“I feel that Mumtaz has been targeted in a case that even the judge described as ‘unfortunate’,” Dr Akbar said.
CAPPE: The Legrams Lane site is set to begin operating later this month after several unavoidable delays in its development.
“We have already invested in excess of £5million of our own funds into the project and will have to spend a further £1million before the development is completed.
“This £100,000, which we never even received, was made available to us, and all I did was follow the instructions given to me.
“We were trying to help the city benefit, by creating hundreds of new jobs, and this investment would have gone towards funding the development.
“I feel like somebody has tried to make an example of us, like there is a hidden agenda to target a big name business.”
The jury at the trial consulted for less than an hour before a guilty verdict was put forward, a time frame Dr Akbar and his defence team argues was ‘clearly not enough’ for them to have considered all the evidence.
“My family and I were truly shocked by the verdict after all the evidence was heard throughout the five day trial.” said Dr Akbar. “I am determined to fight on.
“I am grateful to the trial judge who described this as a very unusual case and for stating that I am a businessman who …’through his own diligence and hard work, together with that of his family, had contributed a huge amount to the Bradford community and had created a business that Bradford was rightly proud of’.
“We have 28 days to appeal the verdict and will follow it through however far we have to go.”
Meanwhile, Recorder Hawks said: “I regard this as a highly unusual case because the fact of the matter is that you didn’t get the money.”
“You did build the factory and we’ve all seen the structure that now exists and will no doubt carry your successful business forward.”
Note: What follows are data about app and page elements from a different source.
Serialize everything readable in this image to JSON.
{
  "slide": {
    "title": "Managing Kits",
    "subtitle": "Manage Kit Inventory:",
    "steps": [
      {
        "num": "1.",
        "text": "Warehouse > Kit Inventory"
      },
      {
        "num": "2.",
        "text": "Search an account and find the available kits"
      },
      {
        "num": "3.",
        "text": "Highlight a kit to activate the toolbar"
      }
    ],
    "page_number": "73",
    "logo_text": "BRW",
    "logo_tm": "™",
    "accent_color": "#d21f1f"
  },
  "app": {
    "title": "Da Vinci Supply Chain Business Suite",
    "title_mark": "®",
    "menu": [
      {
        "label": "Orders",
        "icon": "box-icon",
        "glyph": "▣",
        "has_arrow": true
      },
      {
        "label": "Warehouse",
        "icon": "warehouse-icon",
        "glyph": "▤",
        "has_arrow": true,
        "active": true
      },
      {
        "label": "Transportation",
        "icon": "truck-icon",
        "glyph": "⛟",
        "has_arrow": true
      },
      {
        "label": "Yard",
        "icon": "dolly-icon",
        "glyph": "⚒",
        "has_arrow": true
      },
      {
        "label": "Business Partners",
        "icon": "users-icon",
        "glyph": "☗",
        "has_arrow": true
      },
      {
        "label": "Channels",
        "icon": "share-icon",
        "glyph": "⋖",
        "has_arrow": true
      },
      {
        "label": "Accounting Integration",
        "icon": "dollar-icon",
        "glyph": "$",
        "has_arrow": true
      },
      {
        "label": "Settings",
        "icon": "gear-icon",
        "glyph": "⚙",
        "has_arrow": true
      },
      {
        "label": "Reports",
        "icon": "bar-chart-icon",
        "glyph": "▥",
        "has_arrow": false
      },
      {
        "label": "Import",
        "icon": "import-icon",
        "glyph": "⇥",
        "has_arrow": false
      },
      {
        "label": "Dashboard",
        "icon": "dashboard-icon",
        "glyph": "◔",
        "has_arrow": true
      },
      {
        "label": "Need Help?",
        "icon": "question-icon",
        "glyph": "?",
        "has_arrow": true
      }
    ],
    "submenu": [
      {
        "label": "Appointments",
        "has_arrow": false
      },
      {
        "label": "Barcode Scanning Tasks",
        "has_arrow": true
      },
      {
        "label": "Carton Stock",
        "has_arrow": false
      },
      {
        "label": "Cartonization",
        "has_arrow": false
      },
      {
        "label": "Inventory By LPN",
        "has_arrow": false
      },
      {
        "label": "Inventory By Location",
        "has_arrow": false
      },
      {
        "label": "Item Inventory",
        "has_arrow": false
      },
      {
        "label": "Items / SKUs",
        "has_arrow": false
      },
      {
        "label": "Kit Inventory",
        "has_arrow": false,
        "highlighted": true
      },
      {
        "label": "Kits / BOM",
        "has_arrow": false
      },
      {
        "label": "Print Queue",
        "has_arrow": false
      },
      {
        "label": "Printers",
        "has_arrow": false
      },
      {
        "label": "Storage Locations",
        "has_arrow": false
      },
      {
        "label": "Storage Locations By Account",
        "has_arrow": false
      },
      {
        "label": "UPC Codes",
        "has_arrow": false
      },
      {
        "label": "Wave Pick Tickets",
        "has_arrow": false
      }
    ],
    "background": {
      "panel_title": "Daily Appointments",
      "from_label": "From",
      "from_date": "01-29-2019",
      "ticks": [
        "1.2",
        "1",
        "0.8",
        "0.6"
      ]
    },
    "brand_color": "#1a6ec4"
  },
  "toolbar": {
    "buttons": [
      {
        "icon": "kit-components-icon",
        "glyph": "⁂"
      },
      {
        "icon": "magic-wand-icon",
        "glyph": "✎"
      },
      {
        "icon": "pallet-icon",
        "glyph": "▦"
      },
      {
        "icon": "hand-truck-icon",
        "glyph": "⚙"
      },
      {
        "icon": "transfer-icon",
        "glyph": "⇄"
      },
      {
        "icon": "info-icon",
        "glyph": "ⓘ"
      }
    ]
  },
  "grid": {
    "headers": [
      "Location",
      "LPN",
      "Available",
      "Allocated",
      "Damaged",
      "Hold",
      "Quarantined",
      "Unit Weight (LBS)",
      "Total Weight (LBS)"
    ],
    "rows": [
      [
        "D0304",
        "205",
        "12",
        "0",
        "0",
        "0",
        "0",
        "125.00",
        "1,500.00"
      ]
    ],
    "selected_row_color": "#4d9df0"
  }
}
Recorder Hawks added that it was ‘a great shame’ to see a businessman with such a background and with as much experience as Dr Akbar convicted of an offence of fraud.